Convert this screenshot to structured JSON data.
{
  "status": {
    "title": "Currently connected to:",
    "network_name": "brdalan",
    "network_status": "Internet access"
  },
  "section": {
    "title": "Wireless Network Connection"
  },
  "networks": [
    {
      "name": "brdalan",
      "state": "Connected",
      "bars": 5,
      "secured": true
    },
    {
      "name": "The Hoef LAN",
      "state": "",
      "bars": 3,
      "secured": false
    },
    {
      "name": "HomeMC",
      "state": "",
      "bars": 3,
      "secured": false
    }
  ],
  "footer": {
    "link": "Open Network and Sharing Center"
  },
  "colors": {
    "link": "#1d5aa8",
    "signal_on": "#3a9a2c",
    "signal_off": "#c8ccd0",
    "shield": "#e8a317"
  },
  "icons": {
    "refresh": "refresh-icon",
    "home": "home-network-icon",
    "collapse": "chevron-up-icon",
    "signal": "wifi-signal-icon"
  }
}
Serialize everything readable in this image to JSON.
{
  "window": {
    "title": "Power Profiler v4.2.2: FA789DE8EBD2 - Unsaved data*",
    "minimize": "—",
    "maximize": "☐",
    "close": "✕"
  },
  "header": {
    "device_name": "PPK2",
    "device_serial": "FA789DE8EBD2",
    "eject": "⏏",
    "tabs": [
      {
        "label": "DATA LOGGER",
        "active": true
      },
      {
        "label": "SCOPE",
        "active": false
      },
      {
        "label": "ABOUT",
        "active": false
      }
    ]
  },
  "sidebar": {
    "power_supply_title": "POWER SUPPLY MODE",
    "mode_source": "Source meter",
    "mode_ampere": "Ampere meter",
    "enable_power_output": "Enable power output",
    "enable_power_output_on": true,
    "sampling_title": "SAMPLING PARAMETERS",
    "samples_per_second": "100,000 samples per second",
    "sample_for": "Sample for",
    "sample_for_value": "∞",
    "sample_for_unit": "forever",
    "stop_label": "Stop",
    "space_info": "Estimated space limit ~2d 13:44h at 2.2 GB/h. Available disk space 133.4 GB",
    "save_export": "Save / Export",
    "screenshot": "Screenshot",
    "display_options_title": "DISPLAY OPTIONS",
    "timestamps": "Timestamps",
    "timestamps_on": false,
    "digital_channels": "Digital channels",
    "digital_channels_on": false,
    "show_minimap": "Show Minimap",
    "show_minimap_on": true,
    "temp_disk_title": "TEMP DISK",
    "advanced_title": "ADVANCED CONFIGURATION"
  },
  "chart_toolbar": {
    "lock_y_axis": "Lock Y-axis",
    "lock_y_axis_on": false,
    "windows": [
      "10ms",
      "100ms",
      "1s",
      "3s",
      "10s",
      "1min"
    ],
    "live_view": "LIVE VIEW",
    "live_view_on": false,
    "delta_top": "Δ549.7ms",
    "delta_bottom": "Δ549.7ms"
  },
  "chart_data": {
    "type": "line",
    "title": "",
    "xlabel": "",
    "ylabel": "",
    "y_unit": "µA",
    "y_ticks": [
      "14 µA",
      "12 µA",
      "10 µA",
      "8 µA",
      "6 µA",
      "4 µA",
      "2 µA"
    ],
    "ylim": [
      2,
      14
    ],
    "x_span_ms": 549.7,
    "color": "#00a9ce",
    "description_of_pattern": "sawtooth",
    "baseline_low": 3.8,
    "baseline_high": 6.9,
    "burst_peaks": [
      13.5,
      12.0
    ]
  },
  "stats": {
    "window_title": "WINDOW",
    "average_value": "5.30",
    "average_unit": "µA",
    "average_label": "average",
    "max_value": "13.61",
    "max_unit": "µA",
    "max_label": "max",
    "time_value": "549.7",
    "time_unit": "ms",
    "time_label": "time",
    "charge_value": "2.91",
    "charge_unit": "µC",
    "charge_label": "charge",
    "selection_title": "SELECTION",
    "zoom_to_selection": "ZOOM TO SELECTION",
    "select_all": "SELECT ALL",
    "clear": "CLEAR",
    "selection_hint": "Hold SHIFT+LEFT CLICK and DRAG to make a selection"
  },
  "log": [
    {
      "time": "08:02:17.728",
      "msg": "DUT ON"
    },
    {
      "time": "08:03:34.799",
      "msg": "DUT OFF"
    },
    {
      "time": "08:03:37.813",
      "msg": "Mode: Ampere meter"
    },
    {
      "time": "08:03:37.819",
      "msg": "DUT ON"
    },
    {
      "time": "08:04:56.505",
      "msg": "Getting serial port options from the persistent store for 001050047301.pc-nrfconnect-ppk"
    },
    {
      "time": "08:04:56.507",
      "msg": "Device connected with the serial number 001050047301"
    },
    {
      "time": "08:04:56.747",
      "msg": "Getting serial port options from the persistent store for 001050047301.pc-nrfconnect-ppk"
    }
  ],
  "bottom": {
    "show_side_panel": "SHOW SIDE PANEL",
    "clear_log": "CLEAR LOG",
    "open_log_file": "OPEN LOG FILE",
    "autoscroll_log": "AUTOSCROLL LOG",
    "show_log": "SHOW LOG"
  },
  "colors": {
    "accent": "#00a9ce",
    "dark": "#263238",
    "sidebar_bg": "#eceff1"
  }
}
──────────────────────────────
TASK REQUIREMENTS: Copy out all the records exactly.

RESPONSE TO THE TASK:
Convert this screenshot to structured JSON data.
{
  "status": {
    "title": "Currently connected to:",
    "network_name": "brdalan",
    "network_status": "Internet access"
  },
  "section": {
    "title": "Wireless Network Connection"
  },
  "networks": [
    {
      "name": "brdalan",
      "state": "Connected",
      "bars": 5,
      "secured": true
    },
    {
      "name": "The Hoef LAN",
      "state": "",
      "bars": 3,
      "secured": false
    },
    {
      "name": "HomeMC",
      "state": "",
      "bars": 3,
      "secured": false
    }
  ],
  "footer": {
    "link": "Open Network and Sharing Center"
  },
  "colors": {
    "link": "#1d5aa8",
    "signal_on": "#3a9a2c",
    "signal_off": "#c8ccd0",
    "shield": "#e8a317"
  },
  "icons": {
    "refresh": "refresh-icon",
    "home": "home-network-icon",
    "collapse": "chevron-up-icon",
    "signal": "wifi-signal-icon"
  }
}
Serialize everything readable in this image to JSON.
{
  "window": {
    "title": "Power Profiler v4.2.2: FA789DE8EBD2 - Unsaved data*",
    "minimize": "—",
    "maximize": "☐",
    "close": "✕"
  },
  "header": {
    "device_name": "PPK2",
    "device_serial": "FA789DE8EBD2",
    "eject": "⏏",
    "tabs": [
      {
        "label": "DATA LOGGER",
        "active": true
      },
      {
        "label": "SCOPE",
        "active": false
      },
      {
        "label": "ABOUT",
        "active": false
      }
    ]
  },
  "sidebar": {
    "power_supply_title": "POWER SUPPLY MODE",
    "mode_source": "Source meter",
    "mode_ampere": "Ampere meter",
    "enable_power_output": "Enable power output",
    "enable_power_output_on": true,
    "sampling_title": "SAMPLING PARAMETERS",
    "samples_per_second": "100,000 samples per second",
    "sample_for": "Sample for",
    "sample_for_value": "∞",
    "sample_for_unit": "forever",
    "stop_label": "Stop",
    "space_info": "Estimated space limit ~2d 13:44h at 2.2 GB/h. Available disk space 133.4 GB",
    "save_export": "Save / Export",
    "screenshot": "Screenshot",
    "display_options_title": "DISPLAY OPTIONS",
    "timestamps": "Timestamps",
    "timestamps_on": false,
    "digital_channels": "Digital channels",
    "digital_channels_on": false,
    "show_minimap": "Show Minimap",
    "show_minimap_on": true,
    "temp_disk_title": "TEMP DISK",
    "advanced_title": "ADVANCED CONFIGURATION"
  },
  "chart_toolbar": {
    "lock_y_axis": "Lock Y-axis",
    "lock_y_axis_on": false,
    "windows": [
      "10ms",
      "100ms",
      "1s",
      "3s",
      "10s",
      "1min"
    ],
    "live_view": "LIVE VIEW",
    "live_view_on": false,
    "delta_top": "Δ549.7ms",
    "delta_bottom": "Δ549.7ms"
  },
  "chart_data": {
    "type": "line",
    "title": "",
    "xlabel": "",
    "ylabel": "",
    "y_unit": "µA",
    "y_ticks": [
      "14 µA",
      "12 µA",
      "10 µA",
      "8 µA",
      "6 µA",
      "4 µA",
      "2 µA"
    ],
    "ylim": [
      2,
      14
    ],
    "x_span_ms": 549.7,
    "color": "#00a9ce",
    "description_of_pattern": "sawtooth",
    "baseline_low": 3.8,
    "baseline_high": 6.9,
    "burst_peaks": [
      13.5,
      12.0
    ]
  },
  "stats": {
    "window_title": "WINDOW",
    "average_value": "5.30",
    "average_unit": "µA",
    "average_label": "average",
    "max_value": "13.61",
    "max_unit": "µA",
    "max_label": "max",
    "time_value": "549.7",
    "time_unit": "ms",
    "time_label": "time",
    "charge_value": "2.91",
    "charge_unit": "µC",
    "charge_label": "charge",
    "selection_title": "SELECTION",
    "zoom_to_selection": "ZOOM TO SELECTION",
    "select_all": "SELECT ALL",
    "clear": "CLEAR",
    "selection_hint": "Hold SHIFT+LEFT CLICK and DRAG to make a selection"
  },
  "log": [
    {
      "time": "08:02:17.728",
      "msg": "DUT ON"
    },
    {
      "time": "08:03:34.799",
      "msg": "DUT OFF"
    },
    {
      "time": "08:03:37.813",
      "msg": "Mode: Ampere meter"
    },
    {
      "time": "08:03:37.819",
      "msg": "DUT ON"
    },
    {
      "time": "08:04:56.505",
      "msg": "Getting serial port options from the persistent store for 001050047301.pc-nrfconnect-ppk"
    },
    {
      "time": "08:04:56.507",
      "msg": "Device connected with the serial number 001050047301"
    },
    {
      "time": "08:04:56.747",
      "msg": "Getting serial port options from the persistent store for 001050047301.pc-nrfconnect-ppk"
    }
  ],
  "bottom": {
    "show_side_panel": "SHOW SIDE PANEL",
    "clear_log": "CLEAR LOG",
    "open_log_file": "OPEN LOG FILE",
    "autoscroll_log": "AUTOSCROLL LOG",
    "show_log": "SHOW LOG"
  },
  "colors": {
    "accent": "#00a9ce",
    "dark": "#263238",
    "sidebar_bg": "#eceff1"
  }
}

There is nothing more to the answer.